[AVAILABLE DATA Boundary: Start]

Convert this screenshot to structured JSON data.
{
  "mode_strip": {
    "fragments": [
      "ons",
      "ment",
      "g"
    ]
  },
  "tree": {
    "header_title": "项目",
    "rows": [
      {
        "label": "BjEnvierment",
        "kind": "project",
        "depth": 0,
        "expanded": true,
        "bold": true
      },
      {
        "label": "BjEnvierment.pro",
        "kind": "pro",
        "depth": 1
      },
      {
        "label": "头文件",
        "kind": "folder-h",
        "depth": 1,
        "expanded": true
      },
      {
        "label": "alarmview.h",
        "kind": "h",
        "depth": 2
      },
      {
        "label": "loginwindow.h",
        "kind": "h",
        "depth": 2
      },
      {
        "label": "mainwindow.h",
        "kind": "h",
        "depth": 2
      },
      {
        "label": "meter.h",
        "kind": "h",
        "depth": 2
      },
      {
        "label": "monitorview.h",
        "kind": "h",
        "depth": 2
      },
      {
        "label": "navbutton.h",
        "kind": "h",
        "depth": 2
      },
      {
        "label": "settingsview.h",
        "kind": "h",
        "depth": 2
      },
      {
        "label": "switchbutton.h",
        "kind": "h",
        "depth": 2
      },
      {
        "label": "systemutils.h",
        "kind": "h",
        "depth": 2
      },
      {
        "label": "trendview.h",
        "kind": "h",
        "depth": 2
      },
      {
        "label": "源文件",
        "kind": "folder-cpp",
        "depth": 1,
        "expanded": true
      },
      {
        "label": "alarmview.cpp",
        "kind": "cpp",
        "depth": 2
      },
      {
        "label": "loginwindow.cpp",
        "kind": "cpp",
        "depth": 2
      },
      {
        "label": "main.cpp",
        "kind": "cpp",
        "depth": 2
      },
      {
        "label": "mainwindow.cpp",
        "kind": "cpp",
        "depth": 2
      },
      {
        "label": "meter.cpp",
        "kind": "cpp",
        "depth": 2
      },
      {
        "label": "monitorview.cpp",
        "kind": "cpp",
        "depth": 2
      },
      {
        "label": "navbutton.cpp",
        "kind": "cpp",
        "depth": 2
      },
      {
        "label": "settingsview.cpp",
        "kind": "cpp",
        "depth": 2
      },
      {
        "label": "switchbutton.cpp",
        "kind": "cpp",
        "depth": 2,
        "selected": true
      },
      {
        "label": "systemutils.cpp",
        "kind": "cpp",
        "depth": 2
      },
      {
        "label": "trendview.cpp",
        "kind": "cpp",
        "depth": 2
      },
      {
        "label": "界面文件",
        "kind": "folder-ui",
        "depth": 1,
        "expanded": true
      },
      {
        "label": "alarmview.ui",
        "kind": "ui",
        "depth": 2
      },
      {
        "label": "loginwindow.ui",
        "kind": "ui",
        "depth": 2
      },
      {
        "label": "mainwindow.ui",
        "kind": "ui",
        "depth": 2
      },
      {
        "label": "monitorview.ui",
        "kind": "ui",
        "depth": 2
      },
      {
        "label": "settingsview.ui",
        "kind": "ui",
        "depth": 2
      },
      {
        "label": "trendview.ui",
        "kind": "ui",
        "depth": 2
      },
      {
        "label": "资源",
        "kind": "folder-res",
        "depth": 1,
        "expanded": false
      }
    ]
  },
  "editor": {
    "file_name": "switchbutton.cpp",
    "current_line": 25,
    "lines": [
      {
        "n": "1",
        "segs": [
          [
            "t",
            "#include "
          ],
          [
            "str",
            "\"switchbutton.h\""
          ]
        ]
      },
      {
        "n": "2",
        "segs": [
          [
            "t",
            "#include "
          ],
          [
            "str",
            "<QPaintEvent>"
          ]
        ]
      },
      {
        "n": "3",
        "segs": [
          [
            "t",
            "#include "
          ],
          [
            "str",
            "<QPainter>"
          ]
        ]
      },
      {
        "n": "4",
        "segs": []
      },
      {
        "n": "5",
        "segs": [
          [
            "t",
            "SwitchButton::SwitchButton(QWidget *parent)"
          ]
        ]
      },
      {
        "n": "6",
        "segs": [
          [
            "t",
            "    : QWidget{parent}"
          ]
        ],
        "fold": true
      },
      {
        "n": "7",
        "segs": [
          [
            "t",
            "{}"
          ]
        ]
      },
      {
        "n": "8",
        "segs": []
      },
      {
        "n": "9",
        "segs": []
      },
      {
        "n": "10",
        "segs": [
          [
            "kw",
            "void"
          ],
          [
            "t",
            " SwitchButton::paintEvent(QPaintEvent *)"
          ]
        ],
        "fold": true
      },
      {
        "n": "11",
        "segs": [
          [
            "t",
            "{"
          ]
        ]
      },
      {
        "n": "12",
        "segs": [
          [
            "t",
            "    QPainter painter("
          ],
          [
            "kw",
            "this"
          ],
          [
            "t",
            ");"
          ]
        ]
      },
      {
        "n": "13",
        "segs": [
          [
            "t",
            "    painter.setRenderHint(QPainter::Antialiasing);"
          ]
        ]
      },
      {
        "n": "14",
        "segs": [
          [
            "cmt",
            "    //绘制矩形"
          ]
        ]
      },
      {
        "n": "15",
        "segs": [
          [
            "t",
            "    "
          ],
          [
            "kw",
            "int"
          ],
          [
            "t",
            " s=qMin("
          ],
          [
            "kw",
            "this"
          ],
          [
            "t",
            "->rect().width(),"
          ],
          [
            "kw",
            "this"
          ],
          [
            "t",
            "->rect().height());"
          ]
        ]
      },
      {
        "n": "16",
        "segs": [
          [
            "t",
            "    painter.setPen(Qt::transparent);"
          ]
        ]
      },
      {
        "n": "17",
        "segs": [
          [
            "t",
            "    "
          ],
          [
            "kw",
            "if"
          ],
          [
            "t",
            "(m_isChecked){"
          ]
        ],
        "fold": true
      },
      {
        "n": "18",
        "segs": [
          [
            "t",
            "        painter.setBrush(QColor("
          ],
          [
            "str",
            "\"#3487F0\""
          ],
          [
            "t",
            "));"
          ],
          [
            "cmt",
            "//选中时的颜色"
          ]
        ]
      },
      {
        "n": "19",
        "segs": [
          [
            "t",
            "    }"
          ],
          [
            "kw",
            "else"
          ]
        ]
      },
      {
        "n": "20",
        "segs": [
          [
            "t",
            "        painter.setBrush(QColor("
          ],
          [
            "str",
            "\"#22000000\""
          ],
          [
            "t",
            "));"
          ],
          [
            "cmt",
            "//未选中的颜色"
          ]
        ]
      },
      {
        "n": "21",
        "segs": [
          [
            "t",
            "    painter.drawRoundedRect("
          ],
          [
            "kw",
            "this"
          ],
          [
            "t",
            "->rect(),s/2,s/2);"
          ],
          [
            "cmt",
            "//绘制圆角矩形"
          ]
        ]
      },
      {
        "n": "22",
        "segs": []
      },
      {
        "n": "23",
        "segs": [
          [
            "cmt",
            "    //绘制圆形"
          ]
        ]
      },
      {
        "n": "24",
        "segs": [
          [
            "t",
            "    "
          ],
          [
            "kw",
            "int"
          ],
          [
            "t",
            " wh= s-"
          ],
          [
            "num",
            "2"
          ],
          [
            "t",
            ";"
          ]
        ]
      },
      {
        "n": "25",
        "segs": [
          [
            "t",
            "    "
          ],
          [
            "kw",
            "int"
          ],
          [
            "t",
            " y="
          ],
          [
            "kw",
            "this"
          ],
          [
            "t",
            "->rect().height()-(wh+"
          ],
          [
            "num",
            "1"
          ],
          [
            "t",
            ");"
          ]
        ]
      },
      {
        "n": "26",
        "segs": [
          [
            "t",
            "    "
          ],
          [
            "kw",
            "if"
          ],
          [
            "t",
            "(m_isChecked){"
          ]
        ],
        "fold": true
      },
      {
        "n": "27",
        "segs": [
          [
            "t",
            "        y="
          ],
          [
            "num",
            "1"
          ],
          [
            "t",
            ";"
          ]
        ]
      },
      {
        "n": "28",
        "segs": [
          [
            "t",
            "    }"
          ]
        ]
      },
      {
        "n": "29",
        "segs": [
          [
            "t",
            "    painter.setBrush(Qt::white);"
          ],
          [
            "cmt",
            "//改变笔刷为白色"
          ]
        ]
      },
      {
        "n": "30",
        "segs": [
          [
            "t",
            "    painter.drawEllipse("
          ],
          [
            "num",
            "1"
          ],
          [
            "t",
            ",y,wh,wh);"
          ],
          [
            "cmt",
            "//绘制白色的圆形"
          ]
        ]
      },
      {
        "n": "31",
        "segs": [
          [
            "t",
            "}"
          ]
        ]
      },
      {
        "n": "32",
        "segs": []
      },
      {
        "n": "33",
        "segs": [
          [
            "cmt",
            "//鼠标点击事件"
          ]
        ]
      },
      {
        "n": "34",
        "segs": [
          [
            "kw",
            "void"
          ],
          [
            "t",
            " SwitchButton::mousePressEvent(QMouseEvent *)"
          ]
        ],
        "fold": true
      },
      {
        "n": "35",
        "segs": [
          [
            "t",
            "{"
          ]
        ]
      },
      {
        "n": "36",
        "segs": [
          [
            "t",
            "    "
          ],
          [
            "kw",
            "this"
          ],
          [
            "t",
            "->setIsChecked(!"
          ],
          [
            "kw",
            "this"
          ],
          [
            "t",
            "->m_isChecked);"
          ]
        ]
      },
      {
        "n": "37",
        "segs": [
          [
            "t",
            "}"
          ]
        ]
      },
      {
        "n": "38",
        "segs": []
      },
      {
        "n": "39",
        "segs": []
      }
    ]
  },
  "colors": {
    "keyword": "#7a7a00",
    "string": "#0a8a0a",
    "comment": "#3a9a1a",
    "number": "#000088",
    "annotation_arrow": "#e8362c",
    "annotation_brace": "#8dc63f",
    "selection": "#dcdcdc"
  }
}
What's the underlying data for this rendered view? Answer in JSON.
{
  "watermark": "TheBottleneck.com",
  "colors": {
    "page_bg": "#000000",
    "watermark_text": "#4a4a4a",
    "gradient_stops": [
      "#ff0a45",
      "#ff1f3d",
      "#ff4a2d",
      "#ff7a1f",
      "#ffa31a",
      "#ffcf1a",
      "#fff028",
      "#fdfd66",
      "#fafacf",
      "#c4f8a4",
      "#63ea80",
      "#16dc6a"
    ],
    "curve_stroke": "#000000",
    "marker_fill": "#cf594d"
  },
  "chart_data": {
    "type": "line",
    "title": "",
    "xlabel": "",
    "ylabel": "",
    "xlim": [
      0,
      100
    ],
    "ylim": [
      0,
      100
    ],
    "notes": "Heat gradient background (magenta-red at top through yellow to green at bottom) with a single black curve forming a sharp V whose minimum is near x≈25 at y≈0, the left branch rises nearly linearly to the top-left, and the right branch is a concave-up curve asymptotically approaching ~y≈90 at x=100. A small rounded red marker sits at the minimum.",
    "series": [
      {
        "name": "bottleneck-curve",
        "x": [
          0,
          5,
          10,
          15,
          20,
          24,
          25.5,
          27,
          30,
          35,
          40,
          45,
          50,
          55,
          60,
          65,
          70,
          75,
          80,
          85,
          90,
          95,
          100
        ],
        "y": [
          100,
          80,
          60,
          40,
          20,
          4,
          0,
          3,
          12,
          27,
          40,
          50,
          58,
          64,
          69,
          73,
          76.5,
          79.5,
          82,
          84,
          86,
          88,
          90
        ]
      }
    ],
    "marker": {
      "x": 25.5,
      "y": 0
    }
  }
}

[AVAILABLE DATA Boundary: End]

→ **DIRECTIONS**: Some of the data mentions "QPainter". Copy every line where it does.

→ **RESULT OF THE TASK**:
            "<QPainter>"
            "    QPainter painter("
            "    painter.setRenderHint(QPainter::Antialiasing);"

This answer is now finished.